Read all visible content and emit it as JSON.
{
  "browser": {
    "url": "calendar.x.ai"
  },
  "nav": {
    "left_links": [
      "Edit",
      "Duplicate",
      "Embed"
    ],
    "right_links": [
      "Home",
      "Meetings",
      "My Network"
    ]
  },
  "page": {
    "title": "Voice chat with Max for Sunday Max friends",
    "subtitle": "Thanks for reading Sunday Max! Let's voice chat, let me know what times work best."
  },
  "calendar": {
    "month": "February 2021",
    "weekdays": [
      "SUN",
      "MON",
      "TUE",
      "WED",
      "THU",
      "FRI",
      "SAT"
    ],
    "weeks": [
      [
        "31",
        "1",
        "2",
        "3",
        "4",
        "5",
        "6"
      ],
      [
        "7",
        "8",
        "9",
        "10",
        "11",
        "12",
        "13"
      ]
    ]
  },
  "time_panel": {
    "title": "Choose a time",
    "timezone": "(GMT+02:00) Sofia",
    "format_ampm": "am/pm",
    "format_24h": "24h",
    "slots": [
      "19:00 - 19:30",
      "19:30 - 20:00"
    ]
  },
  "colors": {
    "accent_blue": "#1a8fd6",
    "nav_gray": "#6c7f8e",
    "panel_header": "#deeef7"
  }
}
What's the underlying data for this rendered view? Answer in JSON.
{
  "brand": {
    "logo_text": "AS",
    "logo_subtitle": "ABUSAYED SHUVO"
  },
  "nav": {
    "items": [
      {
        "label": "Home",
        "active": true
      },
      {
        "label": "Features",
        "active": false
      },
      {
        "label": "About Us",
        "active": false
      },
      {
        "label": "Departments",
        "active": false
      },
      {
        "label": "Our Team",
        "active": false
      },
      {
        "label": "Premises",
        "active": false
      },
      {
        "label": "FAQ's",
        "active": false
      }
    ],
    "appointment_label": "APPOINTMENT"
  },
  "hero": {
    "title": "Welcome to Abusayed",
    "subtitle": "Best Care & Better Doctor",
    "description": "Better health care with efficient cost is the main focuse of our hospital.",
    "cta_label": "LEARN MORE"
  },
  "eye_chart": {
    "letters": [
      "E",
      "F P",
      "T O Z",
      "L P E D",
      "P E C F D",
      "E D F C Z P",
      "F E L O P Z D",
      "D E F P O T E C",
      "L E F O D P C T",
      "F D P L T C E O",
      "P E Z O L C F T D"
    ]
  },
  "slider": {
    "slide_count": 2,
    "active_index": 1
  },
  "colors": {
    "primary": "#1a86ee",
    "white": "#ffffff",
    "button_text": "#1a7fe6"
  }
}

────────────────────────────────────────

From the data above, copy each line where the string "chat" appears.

> [Final answer]
    "title": "Voice chat with Max for Sunday Max friends",
    "subtitle": "Thanks for reading Sunday Max! Let's voice chat, let me know what times work best."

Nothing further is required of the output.